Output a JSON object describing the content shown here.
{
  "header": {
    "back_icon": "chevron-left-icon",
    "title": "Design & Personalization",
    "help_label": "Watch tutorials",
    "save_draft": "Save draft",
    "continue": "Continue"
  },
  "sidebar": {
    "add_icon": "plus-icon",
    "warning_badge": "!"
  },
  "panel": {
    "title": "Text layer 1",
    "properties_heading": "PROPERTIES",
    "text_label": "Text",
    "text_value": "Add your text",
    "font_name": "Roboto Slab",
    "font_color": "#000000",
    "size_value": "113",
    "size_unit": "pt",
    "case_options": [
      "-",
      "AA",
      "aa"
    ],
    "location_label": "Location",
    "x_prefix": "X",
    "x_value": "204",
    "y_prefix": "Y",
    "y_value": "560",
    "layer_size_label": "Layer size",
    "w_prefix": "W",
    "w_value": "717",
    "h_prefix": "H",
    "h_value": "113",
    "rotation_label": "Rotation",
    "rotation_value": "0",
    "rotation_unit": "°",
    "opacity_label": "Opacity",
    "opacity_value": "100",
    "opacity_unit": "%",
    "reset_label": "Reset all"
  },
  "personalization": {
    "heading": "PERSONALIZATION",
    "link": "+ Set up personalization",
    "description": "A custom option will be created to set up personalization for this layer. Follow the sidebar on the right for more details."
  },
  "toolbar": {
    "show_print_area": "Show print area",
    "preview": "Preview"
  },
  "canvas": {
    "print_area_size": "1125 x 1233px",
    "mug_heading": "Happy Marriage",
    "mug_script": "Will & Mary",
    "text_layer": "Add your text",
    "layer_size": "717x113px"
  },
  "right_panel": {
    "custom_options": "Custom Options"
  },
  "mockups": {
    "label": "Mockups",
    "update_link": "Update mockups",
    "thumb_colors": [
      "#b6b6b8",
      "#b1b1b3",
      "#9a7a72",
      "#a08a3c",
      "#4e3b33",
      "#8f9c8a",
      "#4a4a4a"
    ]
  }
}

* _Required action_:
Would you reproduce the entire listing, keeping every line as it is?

* _Exercise result_:
Output a JSON object describing the content shown here.
{
  "header": {
    "back_icon": "chevron-left-icon",
    "title": "Design & Personalization",
    "help_label": "Watch tutorials",
    "save_draft": "Save draft",
    "continue": "Continue"
  },
  "sidebar": {
    "add_icon": "plus-icon",
    "warning_badge": "!"
  },
  "panel": {
    "title": "Text layer 1",
    "properties_heading": "PROPERTIES",
    "text_label": "Text",
    "text_value": "Add your text",
    "font_name": "Roboto Slab",
    "font_color": "#000000",
    "size_value": "113",
    "size_unit": "pt",
    "case_options": [
      "-",
      "AA",
      "aa"
    ],
    "location_label": "Location",
    "x_prefix": "X",
    "x_value": "204",
    "y_prefix": "Y",
    "y_value": "560",
    "layer_size_label": "Layer size",
    "w_prefix": "W",
    "w_value": "717",
    "h_prefix": "H",
    "h_value": "113",
    "rotation_label": "Rotation",
    "rotation_value": "0",
    "rotation_unit": "°",
    "opacity_label": "Opacity",
    "opacity_value": "100",
    "opacity_unit": "%",
    "reset_label": "Reset all"
  },
  "personalization": {
    "heading": "PERSONALIZATION",
    "link": "+ Set up personalization",
    "description": "A custom option will be created to set up personalization for this layer. Follow the sidebar on the right for more details."
  },
  "toolbar": {
    "show_print_area": "Show print area",
    "preview": "Preview"
  },
  "canvas": {
    "print_area_size": "1125 x 1233px",
    "mug_heading": "Happy Marriage",
    "mug_script": "Will & Mary",
    "text_layer": "Add your text",
    "layer_size": "717x113px"
  },
  "right_panel": {
    "custom_options": "Custom Options"
  },
  "mockups": {
    "label": "Mockups",
    "update_link": "Update mockups",
    "thumb_colors": [
      "#b6b6b8",
      "#b1b1b3",
      "#9a7a72",
      "#a08a3c",
      "#4e3b33",
      "#8f9c8a",
      "#4a4a4a"
    ]
  }
}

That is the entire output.